■ MATERIAL SUPPLIED
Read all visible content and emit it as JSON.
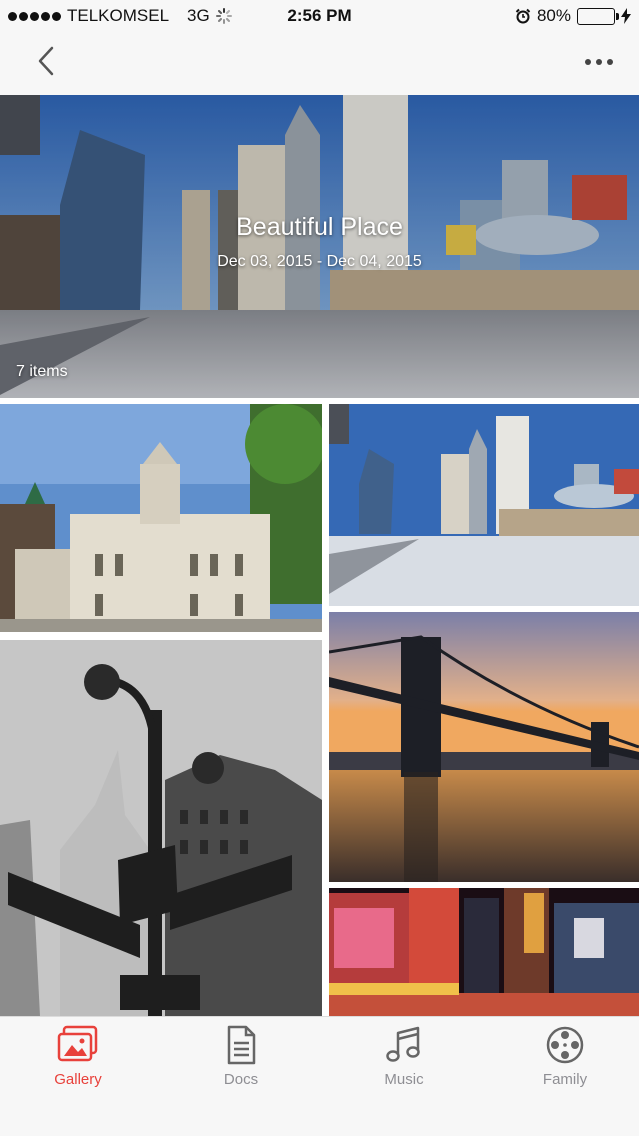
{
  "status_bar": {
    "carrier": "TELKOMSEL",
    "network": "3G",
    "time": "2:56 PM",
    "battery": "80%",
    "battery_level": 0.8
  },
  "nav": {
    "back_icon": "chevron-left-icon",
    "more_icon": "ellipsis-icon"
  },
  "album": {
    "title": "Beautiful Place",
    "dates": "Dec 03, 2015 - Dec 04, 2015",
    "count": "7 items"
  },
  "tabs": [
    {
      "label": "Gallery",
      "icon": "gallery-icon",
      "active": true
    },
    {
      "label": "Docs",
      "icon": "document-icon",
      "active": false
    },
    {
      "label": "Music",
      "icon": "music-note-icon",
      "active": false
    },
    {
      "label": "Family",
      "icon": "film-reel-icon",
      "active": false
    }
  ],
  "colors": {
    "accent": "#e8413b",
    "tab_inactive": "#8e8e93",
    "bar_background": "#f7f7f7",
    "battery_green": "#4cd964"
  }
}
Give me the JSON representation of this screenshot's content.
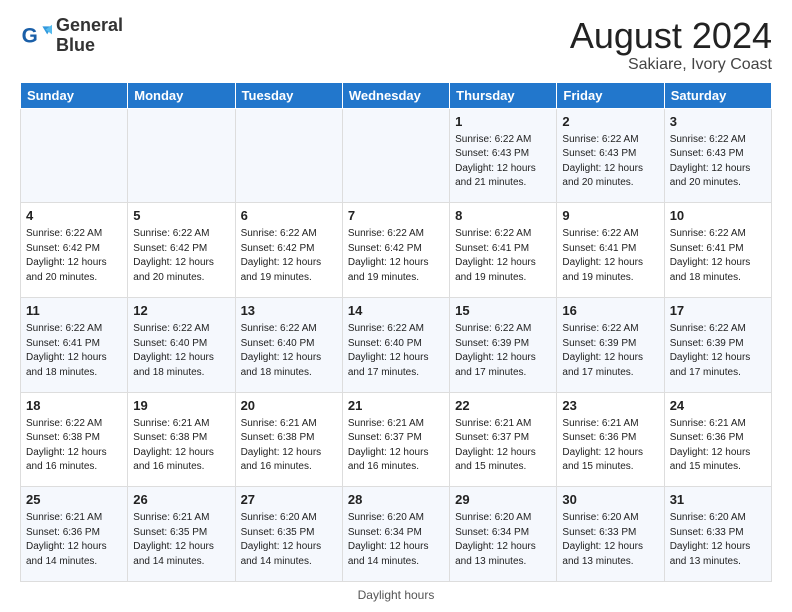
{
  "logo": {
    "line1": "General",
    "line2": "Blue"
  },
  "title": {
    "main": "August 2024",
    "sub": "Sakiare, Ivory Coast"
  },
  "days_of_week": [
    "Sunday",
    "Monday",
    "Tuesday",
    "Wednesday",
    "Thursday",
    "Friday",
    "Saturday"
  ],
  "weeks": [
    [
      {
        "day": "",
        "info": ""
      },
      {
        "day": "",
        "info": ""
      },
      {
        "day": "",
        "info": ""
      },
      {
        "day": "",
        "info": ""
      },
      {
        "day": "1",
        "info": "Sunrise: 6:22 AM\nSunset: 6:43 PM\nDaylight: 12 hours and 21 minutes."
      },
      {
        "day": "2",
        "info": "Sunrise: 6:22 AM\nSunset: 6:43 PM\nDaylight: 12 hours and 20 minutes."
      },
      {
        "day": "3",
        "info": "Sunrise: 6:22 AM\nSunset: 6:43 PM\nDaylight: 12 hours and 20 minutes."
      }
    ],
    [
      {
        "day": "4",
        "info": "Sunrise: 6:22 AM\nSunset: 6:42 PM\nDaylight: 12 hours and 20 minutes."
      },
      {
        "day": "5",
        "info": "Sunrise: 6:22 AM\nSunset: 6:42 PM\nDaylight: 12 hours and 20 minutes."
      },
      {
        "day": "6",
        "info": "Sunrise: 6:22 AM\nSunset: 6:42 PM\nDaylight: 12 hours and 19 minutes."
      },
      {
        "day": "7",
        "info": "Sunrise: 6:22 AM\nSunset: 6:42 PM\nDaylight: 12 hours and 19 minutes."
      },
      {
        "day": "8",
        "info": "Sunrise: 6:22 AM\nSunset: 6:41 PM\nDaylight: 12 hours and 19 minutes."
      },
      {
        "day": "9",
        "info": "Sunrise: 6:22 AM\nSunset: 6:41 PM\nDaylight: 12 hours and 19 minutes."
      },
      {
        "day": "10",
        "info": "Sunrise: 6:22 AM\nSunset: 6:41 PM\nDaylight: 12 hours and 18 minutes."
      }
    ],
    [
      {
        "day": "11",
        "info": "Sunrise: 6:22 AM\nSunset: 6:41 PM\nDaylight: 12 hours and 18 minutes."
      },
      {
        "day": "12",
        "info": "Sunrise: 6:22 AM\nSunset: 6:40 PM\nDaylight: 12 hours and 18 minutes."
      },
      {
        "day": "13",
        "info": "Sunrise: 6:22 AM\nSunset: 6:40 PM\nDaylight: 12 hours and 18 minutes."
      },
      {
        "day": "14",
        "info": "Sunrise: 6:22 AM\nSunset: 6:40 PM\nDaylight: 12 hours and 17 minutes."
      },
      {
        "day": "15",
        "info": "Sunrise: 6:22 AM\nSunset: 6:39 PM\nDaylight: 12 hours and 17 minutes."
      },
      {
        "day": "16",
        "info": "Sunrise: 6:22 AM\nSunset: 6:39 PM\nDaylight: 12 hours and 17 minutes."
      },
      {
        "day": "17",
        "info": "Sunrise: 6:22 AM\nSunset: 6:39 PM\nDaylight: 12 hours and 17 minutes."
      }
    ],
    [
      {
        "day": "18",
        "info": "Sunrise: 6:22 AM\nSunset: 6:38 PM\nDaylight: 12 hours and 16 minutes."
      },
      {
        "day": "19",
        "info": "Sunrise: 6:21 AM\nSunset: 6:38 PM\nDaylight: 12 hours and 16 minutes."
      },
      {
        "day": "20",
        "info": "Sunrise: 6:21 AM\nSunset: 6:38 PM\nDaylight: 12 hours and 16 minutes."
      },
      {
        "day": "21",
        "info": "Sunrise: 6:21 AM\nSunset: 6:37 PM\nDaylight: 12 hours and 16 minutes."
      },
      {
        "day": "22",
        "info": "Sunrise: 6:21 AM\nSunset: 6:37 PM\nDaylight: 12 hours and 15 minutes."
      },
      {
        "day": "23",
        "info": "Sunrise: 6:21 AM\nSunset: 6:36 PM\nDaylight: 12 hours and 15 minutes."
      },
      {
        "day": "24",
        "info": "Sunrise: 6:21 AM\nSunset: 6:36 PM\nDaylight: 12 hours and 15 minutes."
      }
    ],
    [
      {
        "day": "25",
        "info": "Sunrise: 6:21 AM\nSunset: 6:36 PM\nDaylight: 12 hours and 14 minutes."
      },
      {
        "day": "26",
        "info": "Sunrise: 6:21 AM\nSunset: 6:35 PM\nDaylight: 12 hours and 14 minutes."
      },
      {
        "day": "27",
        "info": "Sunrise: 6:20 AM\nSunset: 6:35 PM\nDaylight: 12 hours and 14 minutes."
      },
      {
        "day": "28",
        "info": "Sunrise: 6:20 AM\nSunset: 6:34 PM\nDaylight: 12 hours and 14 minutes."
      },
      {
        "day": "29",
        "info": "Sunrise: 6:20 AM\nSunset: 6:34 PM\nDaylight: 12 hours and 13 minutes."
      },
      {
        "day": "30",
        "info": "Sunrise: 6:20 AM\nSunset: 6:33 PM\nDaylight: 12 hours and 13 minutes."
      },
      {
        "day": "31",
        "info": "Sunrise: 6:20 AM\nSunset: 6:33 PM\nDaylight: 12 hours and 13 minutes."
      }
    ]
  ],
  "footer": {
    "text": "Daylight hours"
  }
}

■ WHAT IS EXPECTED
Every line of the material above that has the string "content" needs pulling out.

■ EXERCISE RESPONSE
Read all visible content and emit it as JSON.
Give me the JSON representation of this screenshot's content.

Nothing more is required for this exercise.